Both my grandfathers have links to shipbuilding on the Clyde; my maternal grandfather worked on the QE2, and many other ships; his speciality was working on propellar shafts. My paternal grandfather was a clerk in the yard at Greenock. Both would have been very familiar with the Titan cranes that make up such an iconic part of the shipbuilding heritage of the river.
42 were built originally around the world, of which 40 were designed by Willaim Arrol Ltd. 27 of those were in the UK, of which (in 1988) 15 still existed, of which 7 were in Scotland.
Until quite recently, there were five Titan cranes left on the Clyde; there were also two at Rosyth on the east coast.
Today (2011) there are only four left in Scotland…
The most famous Titan; this can be seen in the background of most BBC Scotland news studio reports.
There are some absolutely stunning images of the city taken from the crane at night here, by the Cycleologist.
Just next to a junkyard, and itself next to a listed building of the former Diesel works, this crane is visible from the M8 as you approach Glasgow from the west.
This is the only crane that’s currently publiclly accessible; see their website here:
Orignally part of John Brown’s yard in Clydebank, this crane now has a lift and staircase erected next to it, allowing the visitor to see the town from a unique angle. The view from the top is stunning, to say the least…
The Greenock crane is the one my grandfather climbed back when he worked in the yard.
Here he is revisiting old haunts….
[he’s currently 99 years old, and we took him up the Clydebank Titan a couple of years ago, which was a fantastic experience for all involved!]
The fifth crane, at Govan, despite also being Category A listed, was demolished in 2007. Sadly, the justification was that the yard needed the space to remain economically viable, and the only option was to demolish the crane. Despite the fact a scale model of it was made, I still feel its a shame that it couldn’t have been moved or otherwise retained for display elsewhere.
Pictures from its last days during demolishiion can be found here.
The Rosyth cranes appear to have been demolished around 1990; a great photo of one of these cranes can be seen on the RCAHMS website here.

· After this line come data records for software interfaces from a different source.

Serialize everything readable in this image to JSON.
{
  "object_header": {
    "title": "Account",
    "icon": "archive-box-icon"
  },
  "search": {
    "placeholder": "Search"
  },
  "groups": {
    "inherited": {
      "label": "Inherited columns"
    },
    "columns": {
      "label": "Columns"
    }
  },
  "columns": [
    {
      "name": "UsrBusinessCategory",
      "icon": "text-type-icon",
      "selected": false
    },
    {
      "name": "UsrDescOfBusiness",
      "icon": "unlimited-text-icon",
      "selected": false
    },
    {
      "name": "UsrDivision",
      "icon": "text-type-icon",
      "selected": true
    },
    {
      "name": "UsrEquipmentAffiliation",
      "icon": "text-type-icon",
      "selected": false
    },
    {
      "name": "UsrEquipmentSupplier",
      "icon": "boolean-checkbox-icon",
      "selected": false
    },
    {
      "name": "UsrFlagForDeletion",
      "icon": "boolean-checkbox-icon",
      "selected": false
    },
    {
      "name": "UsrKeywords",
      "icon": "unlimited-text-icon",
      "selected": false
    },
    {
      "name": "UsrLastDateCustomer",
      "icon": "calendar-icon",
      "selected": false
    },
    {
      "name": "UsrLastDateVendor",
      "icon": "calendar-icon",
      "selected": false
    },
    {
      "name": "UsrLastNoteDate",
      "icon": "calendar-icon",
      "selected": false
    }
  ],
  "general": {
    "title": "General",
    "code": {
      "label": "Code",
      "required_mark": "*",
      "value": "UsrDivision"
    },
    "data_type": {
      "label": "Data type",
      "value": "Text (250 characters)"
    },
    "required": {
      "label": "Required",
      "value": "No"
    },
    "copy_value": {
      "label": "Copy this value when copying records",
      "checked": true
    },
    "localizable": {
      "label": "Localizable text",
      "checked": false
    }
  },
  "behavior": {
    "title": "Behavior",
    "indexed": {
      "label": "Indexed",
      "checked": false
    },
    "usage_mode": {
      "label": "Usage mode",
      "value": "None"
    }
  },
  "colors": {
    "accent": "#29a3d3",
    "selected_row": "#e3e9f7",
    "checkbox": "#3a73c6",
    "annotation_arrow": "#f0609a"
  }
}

There’s something about these Titan cranes – their elegance as objects designed to do a job, but in the best possible way – that reminds me of the Forth Bridge; in some ways, they are all practical, but at the same time, they become beautiful, and well worth fighting to make sure some remain.